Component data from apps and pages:
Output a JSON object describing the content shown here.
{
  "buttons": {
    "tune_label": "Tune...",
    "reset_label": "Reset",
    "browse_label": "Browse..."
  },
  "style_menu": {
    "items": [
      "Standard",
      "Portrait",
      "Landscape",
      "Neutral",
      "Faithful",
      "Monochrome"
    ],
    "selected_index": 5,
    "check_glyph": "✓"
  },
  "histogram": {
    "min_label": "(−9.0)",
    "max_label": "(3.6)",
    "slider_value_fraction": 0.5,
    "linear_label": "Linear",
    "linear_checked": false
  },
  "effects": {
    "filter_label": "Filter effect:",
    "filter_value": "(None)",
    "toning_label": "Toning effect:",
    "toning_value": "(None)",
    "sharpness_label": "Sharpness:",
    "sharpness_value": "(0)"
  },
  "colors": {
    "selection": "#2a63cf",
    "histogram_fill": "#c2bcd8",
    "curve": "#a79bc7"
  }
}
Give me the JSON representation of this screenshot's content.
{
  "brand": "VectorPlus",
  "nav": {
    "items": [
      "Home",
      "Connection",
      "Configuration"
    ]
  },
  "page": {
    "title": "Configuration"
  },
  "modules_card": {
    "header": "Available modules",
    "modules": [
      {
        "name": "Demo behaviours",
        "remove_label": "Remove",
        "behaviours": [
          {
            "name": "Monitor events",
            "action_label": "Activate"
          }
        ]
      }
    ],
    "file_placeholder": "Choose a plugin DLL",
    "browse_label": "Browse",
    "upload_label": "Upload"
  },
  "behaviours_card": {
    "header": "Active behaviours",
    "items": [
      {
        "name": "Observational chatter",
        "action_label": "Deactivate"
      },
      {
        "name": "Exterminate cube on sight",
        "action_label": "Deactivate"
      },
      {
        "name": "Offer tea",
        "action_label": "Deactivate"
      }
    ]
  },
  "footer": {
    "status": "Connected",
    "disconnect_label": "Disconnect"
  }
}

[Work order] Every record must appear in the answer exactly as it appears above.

[Task result]
Output a JSON object describing the content shown here.
{
  "buttons": {
    "tune_label": "Tune...",
    "reset_label": "Reset",
    "browse_label": "Browse..."
  },
  "style_menu": {
    "items": [
      "Standard",
      "Portrait",
      "Landscape",
      "Neutral",
      "Faithful",
      "Monochrome"
    ],
    "selected_index": 5,
    "check_glyph": "✓"
  },
  "histogram": {
    "min_label": "(−9.0)",
    "max_label": "(3.6)",
    "slider_value_fraction": 0.5,
    "linear_label": "Linear",
    "linear_checked": false
  },
  "effects": {
    "filter_label": "Filter effect:",
    "filter_value": "(None)",
    "toning_label": "Toning effect:",
    "toning_value": "(None)",
    "sharpness_label": "Sharpness:",
    "sharpness_value": "(0)"
  },
  "colors": {
    "selection": "#2a63cf",
    "histogram_fill": "#c2bcd8",
    "curve": "#a79bc7"
  }
}
Give me the JSON representation of this screenshot's content.
{
  "brand": "VectorPlus",
  "nav": {
    "items": [
      "Home",
      "Connection",
      "Configuration"
    ]
  },
  "page": {
    "title": "Configuration"
  },
  "modules_card": {
    "header": "Available modules",
    "modules": [
      {
        "name": "Demo behaviours",
        "remove_label": "Remove",
        "behaviours": [
          {
            "name": "Monitor events",
            "action_label": "Activate"
          }
        ]
      }
    ],
    "file_placeholder": "Choose a plugin DLL",
    "browse_label": "Browse",
    "upload_label": "Upload"
  },
  "behaviours_card": {
    "header": "Active behaviours",
    "items": [
      {
        "name": "Observational chatter",
        "action_label": "Deactivate"
      },
      {
        "name": "Exterminate cube on sight",
        "action_label": "Deactivate"
      },
      {
        "name": "Offer tea",
        "action_label": "Deactivate"
      }
    ]
  },
  "footer": {
    "status": "Connected",
    "disconnect_label": "Disconnect"
  }
}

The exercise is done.